To find what’s best for you and your business, first, determine what your business needs. What works for one business doesn’t always work for the next. Take the time to do an honest assessment of how your business communicates and how they can do that better. Once you know that, then you can search the internet to find UCaaS that have the right services for you. There are basic packages with a few key services but look for the ones that have all the services that you require. If they have one or two that you don’t, see if you can negotiate that out of the contract. Better to pay less for what you need than more for something you may never use.

Check out their service agreement.

This does involve reading the fine print, that way you know exactly what the UCaaS provider is going to do for you. And since it’s your business, it’s better to be prepared than blindly signing with another company. This service will have access to your internal network. With that in mind, make sure they’re worthy of the responsibility. Once that’s done, you’ll also want to know what their network requirements will be. This is important because you'll want to know how much they’ll be able to access from their end.
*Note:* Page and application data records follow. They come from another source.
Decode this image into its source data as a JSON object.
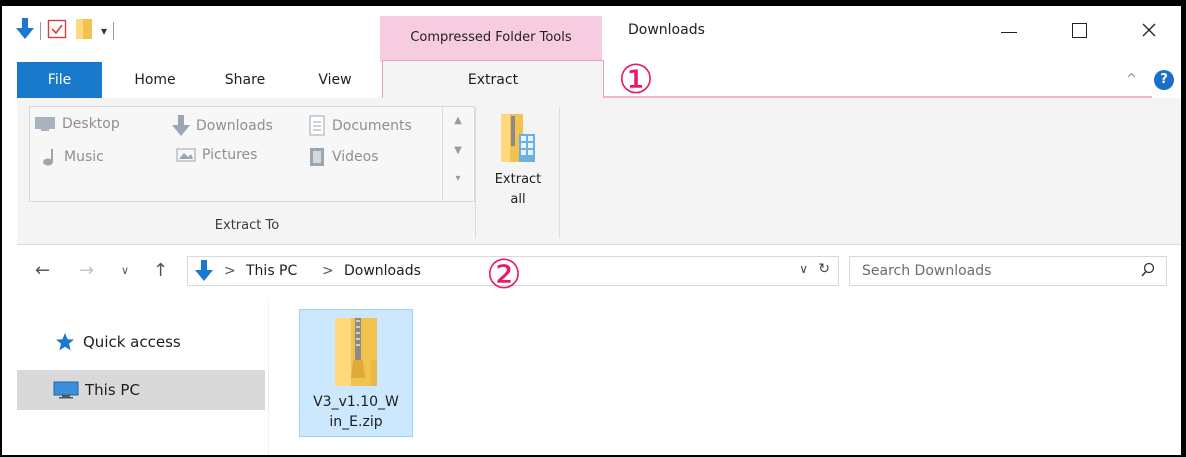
{
  "window": {
    "title": "Downloads",
    "context_tab": "Compressed Folder Tools"
  },
  "quick_access_toolbar": {
    "icons": [
      "download-arrow-icon",
      "properties-check-icon",
      "new-folder-icon",
      "customize-dropdown-icon"
    ]
  },
  "window_controls": {
    "minimize": "—",
    "maximize": "☐",
    "close": "✕"
  },
  "ribbon": {
    "tabs": [
      {
        "label": "File"
      },
      {
        "label": "Home"
      },
      {
        "label": "Share"
      },
      {
        "label": "View"
      },
      {
        "label": "Extract"
      }
    ],
    "collapse_glyph": "^",
    "help_glyph": "?",
    "extract_to": {
      "items": [
        {
          "label": "Desktop",
          "icon": "desktop-icon"
        },
        {
          "label": "Downloads",
          "icon": "downloads-icon"
        },
        {
          "label": "Documents",
          "icon": "documents-icon"
        },
        {
          "label": "Music",
          "icon": "music-icon"
        },
        {
          "label": "Pictures",
          "icon": "pictures-icon"
        },
        {
          "label": "Videos",
          "icon": "videos-icon"
        }
      ],
      "group_label": "Extract To"
    },
    "extract_all": {
      "line1": "Extract",
      "line2": "all"
    }
  },
  "address_bar": {
    "breadcrumbs": [
      "This PC",
      "Downloads"
    ],
    "separator": ">",
    "search_placeholder": "Search Downloads"
  },
  "annotations": {
    "one": "①",
    "two": "②",
    "color": "#e8196b"
  },
  "nav_pane": {
    "items": [
      {
        "label": "Quick access",
        "icon": "star-icon",
        "selected": false
      },
      {
        "label": "This PC",
        "icon": "monitor-icon",
        "selected": true
      }
    ]
  },
  "files": [
    {
      "name_line1": "V3_v1.10_W",
      "name_line2": "in_E.zip",
      "icon": "zip-folder-icon",
      "selected": true
    }
  ],
  "colors": {
    "file_tab": "#1979ca",
    "context_tab": "#f8cce0",
    "selection": "#cce8ff"
  }
}
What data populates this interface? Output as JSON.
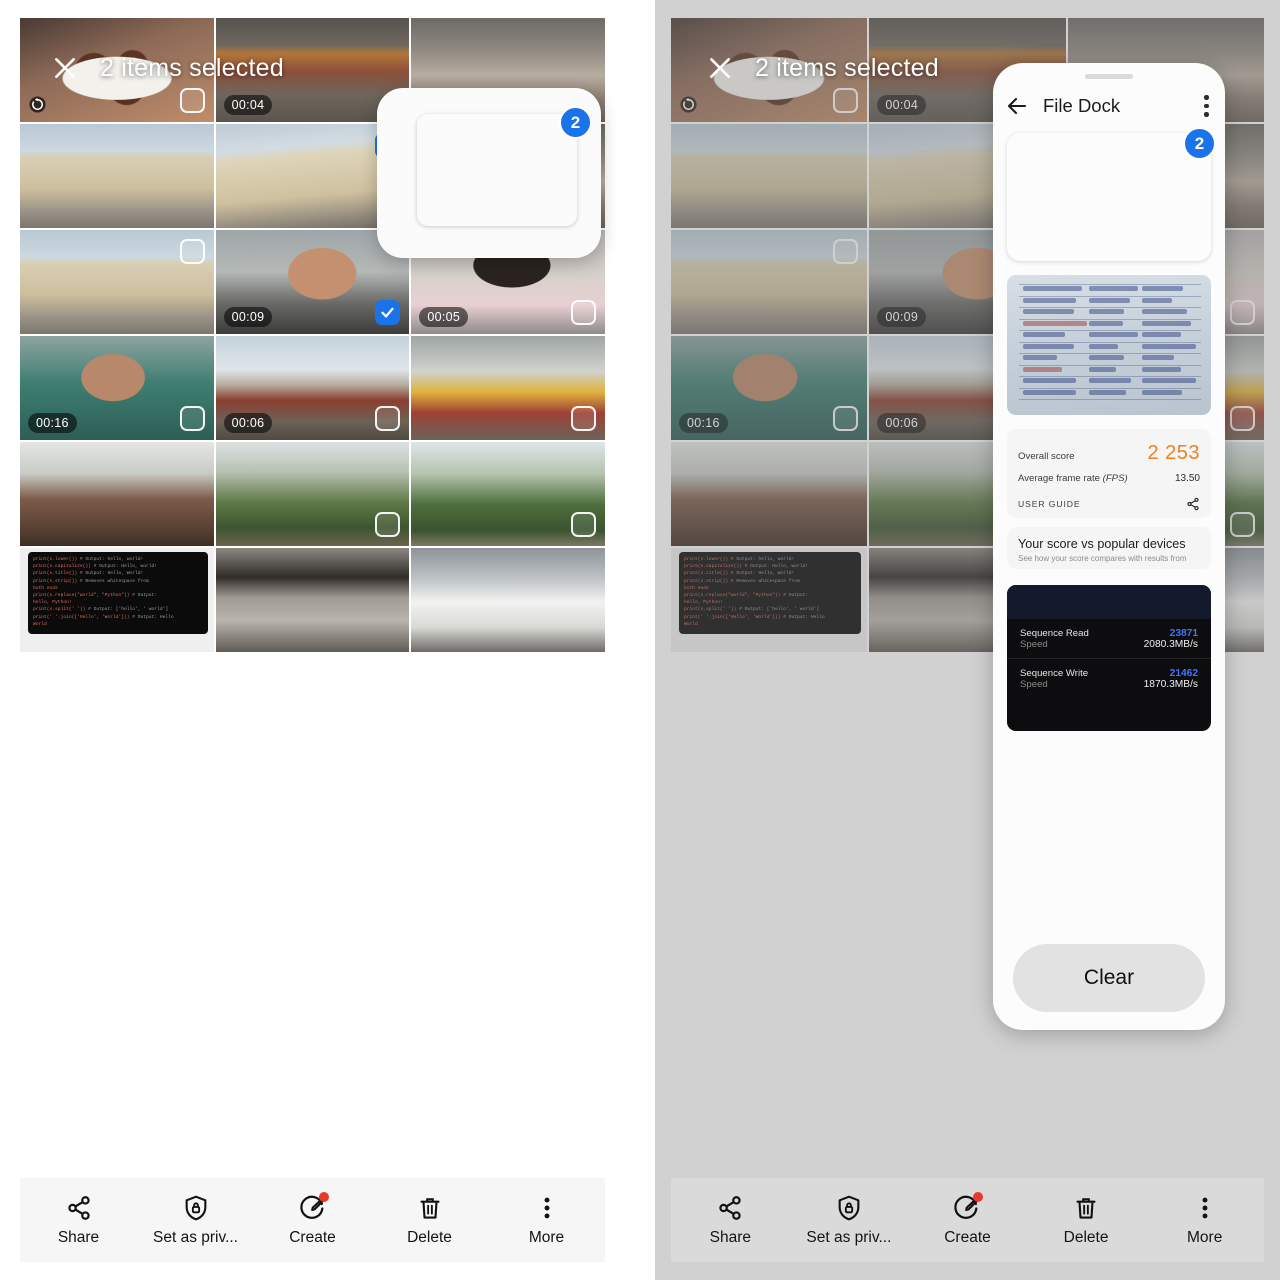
{
  "selection_header": {
    "close_icon": "close-icon",
    "title": "2 items selected"
  },
  "drag_preview": {
    "badge_count": "2"
  },
  "file_dock": {
    "back_icon": "arrow-left-icon",
    "title": "File Dock",
    "overflow_icon": "more-vertical-icon",
    "badge_count": "2",
    "benchmark": {
      "overall_label": "Overall score",
      "overall_value": "2 253",
      "fps_label": "Average frame rate ",
      "fps_label_em": "(FPS)",
      "fps_value": "13.50",
      "guide_label": "USER GUIDE",
      "share_icon": "share-icon",
      "compare_title": "Your score vs popular devices",
      "compare_sub": "See how your score compares with results from"
    },
    "storage": [
      {
        "label": "Sequence Read",
        "score": "23871",
        "speed_label": "Speed",
        "speed": "2080.3MB/s"
      },
      {
        "label": "Sequence Write",
        "score": "21462",
        "speed_label": "Speed",
        "speed": "1870.3MB/s"
      }
    ],
    "clear_label": "Clear"
  },
  "toolbar": {
    "items": [
      {
        "label": "Share",
        "icon": "share-icon",
        "badge": false
      },
      {
        "label": "Set as priv...",
        "icon": "shield-lock-icon",
        "badge": false
      },
      {
        "label": "Create",
        "icon": "pencil-circle-icon",
        "badge": true
      },
      {
        "label": "Delete",
        "icon": "trash-icon",
        "badge": false
      },
      {
        "label": "More",
        "icon": "more-vertical-icon",
        "badge": false
      }
    ]
  },
  "grid": {
    "tiles": [
      {
        "kind": "chai",
        "duration": "",
        "state": "unselected",
        "motion": true
      },
      {
        "kind": "cafe",
        "duration": "00:04",
        "state": "none"
      },
      {
        "kind": "street",
        "duration": "",
        "state": "none"
      },
      {
        "kind": "bldg",
        "duration": "",
        "state": "none"
      },
      {
        "kind": "bldg2",
        "duration": "",
        "state": "selected"
      },
      {
        "kind": "street",
        "duration": "",
        "state": "none"
      },
      {
        "kind": "bldg",
        "duration": "",
        "state": "unselected"
      },
      {
        "kind": "selfie",
        "duration": "00:09",
        "state": "selected"
      },
      {
        "kind": "back",
        "duration": "00:05",
        "state": "unselected"
      },
      {
        "kind": "greenman",
        "duration": "00:16",
        "state": "unselected"
      },
      {
        "kind": "bridge",
        "duration": "00:06",
        "state": "unselected"
      },
      {
        "kind": "truck",
        "duration": "",
        "state": "unselected"
      },
      {
        "kind": "tree1",
        "duration": "",
        "state": "none"
      },
      {
        "kind": "tree2",
        "duration": "",
        "state": "unselected"
      },
      {
        "kind": "tree3",
        "duration": "",
        "state": "unselected"
      },
      {
        "kind": "code",
        "duration": "",
        "state": "none"
      },
      {
        "kind": "road",
        "duration": "",
        "state": "none"
      },
      {
        "kind": "car",
        "duration": "",
        "state": "none"
      }
    ],
    "code_lines": [
      "print(s.lower())       # Output: hello, world!",
      "print(s.capitalize())  # Output: Hello, world!",
      "print(s.title())       # Output: Hello, World!",
      "print(s.strip())       # Removes whitespace from",
      "both ends",
      "print(s.replace(\"world\", \"Python\"))  # Output:",
      "hello, Python!",
      "print(s.split(' '))    # Output: ['hello', ' world']",
      "print(' '.join(['Hello', 'World']))  # Output: Hello",
      "World"
    ]
  },
  "colors": {
    "accent_blue": "#1a73e8",
    "score_orange": "#ee8022",
    "badge_red": "#e8382b",
    "link_blue": "#3f74ff"
  }
}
If security is a touchy subject, then move on to the next provider.

How Do they Work With You?

Check with their customers. While reviews are helpful, they’re not always unbiased. Most reviewers only write a review after they’ve experienced a problem, or felt they’ve been mistreated. This often skews the tone of the review to sound negative. Instead, ask their customers how often they use the UCaaS and for what. This puts on the focus on the real uses of the service and away from any negative reaction they may have had. And finally, the last piece to consider is the cost.

Is Your Business Ready for UCaaS?

UCaaSDisney Princesses have a convenient skill for getting work done for them. I have yet to see one run an entire company though. Maybe that should be the premise of the next Disney movie? Not a bad idea. In the meantime, check into your businesses development and functionality. It might be time to consider having a system for unified communications. This will allow you to save time and frustration. If you’ve chosen the right UCaaS provider, then you’ll have one less thing to worry about.